Comment: “I see [my work] as an extension of my whole involvement in communication,” stretching into his days as a journalist and student activist.

What’s That Day Job, Again?

Challenger: Ahmad Braxton-Jones

Affiliation: Independent

Candidate for… At-large council

Employment Information: President of THUG (Together Healing Under God) Life

Salary: Unpaid

Comment: “I wouldn’t have been able to have energy to work and organize my campaign at the same time.”

Challenger: Adam Eidinger

Affiliation: D.C. Statehood

Candidate for… Shadow representative

Employment Information: Founding member of Mintwood Media Collective

Salary: About $25,000 annually

Comment: “I really don’t have a boss.
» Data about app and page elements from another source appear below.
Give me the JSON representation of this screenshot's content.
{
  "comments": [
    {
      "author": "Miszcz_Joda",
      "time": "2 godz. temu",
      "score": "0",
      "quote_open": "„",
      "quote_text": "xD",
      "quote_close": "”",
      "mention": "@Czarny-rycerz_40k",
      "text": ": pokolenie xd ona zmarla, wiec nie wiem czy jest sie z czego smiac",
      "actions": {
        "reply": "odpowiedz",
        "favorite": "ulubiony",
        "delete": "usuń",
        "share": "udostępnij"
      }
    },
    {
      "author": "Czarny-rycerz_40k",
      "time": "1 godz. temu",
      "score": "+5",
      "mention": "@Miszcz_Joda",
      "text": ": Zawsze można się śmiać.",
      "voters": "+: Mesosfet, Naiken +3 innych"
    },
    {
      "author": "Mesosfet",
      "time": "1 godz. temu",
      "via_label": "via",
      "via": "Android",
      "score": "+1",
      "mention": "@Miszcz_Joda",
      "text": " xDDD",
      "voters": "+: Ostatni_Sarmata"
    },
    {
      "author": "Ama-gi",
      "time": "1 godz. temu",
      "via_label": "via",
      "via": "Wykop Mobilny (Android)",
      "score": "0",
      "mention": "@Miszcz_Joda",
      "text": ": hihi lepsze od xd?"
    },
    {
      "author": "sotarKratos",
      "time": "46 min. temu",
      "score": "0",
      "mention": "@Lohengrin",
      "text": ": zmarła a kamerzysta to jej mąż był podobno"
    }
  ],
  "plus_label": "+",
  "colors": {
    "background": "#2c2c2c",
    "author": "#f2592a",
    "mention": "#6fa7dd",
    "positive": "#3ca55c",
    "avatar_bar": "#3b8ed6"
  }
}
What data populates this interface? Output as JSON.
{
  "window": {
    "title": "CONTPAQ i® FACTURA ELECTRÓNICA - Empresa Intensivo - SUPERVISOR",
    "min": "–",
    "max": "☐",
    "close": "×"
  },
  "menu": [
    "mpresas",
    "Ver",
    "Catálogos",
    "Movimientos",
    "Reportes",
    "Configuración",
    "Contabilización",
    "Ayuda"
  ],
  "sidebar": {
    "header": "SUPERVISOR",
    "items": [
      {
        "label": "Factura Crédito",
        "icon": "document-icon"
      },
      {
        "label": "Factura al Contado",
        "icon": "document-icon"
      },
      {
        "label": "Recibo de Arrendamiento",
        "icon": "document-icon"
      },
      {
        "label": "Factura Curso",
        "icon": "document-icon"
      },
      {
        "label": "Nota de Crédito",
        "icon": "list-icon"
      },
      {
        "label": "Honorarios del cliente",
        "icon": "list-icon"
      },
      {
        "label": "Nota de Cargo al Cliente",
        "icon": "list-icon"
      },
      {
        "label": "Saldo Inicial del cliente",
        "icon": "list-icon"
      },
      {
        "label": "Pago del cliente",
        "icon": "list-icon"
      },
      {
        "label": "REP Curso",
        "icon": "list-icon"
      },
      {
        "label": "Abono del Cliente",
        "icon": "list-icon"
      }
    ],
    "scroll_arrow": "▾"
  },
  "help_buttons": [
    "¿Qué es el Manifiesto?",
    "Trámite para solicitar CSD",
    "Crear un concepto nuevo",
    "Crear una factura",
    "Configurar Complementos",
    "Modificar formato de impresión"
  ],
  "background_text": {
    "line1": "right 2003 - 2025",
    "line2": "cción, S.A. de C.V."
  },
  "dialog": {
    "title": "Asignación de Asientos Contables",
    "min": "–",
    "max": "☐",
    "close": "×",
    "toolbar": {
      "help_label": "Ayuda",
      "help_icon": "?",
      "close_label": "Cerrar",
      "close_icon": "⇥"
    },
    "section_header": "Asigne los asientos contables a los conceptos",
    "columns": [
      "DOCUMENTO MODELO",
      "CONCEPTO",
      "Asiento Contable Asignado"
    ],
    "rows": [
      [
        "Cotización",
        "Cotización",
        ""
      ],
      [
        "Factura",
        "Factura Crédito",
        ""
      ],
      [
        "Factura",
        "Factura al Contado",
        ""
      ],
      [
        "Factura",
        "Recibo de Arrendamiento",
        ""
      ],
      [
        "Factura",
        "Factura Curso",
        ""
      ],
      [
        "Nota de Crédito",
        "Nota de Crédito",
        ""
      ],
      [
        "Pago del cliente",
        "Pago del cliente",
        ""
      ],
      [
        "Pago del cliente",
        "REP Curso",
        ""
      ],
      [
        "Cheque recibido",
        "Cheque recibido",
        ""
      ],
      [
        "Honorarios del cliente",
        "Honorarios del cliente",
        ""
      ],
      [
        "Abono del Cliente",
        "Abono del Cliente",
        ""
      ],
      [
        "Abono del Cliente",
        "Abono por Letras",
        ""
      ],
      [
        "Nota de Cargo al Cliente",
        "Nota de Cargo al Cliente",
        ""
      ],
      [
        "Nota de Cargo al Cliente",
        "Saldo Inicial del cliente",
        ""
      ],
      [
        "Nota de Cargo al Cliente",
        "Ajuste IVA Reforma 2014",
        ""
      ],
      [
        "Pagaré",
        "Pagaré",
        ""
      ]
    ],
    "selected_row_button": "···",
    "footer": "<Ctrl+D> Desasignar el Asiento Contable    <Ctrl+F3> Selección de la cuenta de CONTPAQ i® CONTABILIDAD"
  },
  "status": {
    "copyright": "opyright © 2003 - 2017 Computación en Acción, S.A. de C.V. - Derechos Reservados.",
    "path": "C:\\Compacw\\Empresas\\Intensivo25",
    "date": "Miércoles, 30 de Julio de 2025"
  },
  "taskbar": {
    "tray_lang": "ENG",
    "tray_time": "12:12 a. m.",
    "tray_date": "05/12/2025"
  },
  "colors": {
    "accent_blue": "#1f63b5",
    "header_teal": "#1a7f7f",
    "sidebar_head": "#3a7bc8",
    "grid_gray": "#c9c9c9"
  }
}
This is a business that is

run as a cooperative with other people….I work on things I care about.”

Challenger: Norma Sasaki

Affiliation: Republican

Candidate for… Shadow senator

Employment Information: Antiques dealer; tissue-bank consultant

Salary: “Not very much”; projects $5,000 to $6,000 this year from consulting work and $30,000 or less from antiques dealing.

Comment: Enjoys antiquing “more for the social [aspects] than the actual moneymaking.”



Candidate for…

Employment Information:



Joyce Robinson-PaulD.C. Statehood Shadow senatorConsultant in “housing “It could be from zero “Basically, you get to touch base with our future

Greenand youth development”to whatever, what I work leaders…[and] get them involved in community


Challenger: Jenefer Ellingston

Affiliation: D.C. Statehood

Candidate for… Ward 6 council

Employment Information: Part-time bookstore clerk

Salary: “I prefer not to say….It’s a suitable amount.”

Comment: “Obviously that gives me a little more time than if

I were 9 to 5.”

Challenger: Eric Rojo

Affiliation: Republican

Candidate for… Ward 3 council

Employment Information: Executive for two consulting firms

Salary: “It varies from year to year….I have good years and I have bad years.”

Comment: “I don’t punch a clock. I make my own schedule.”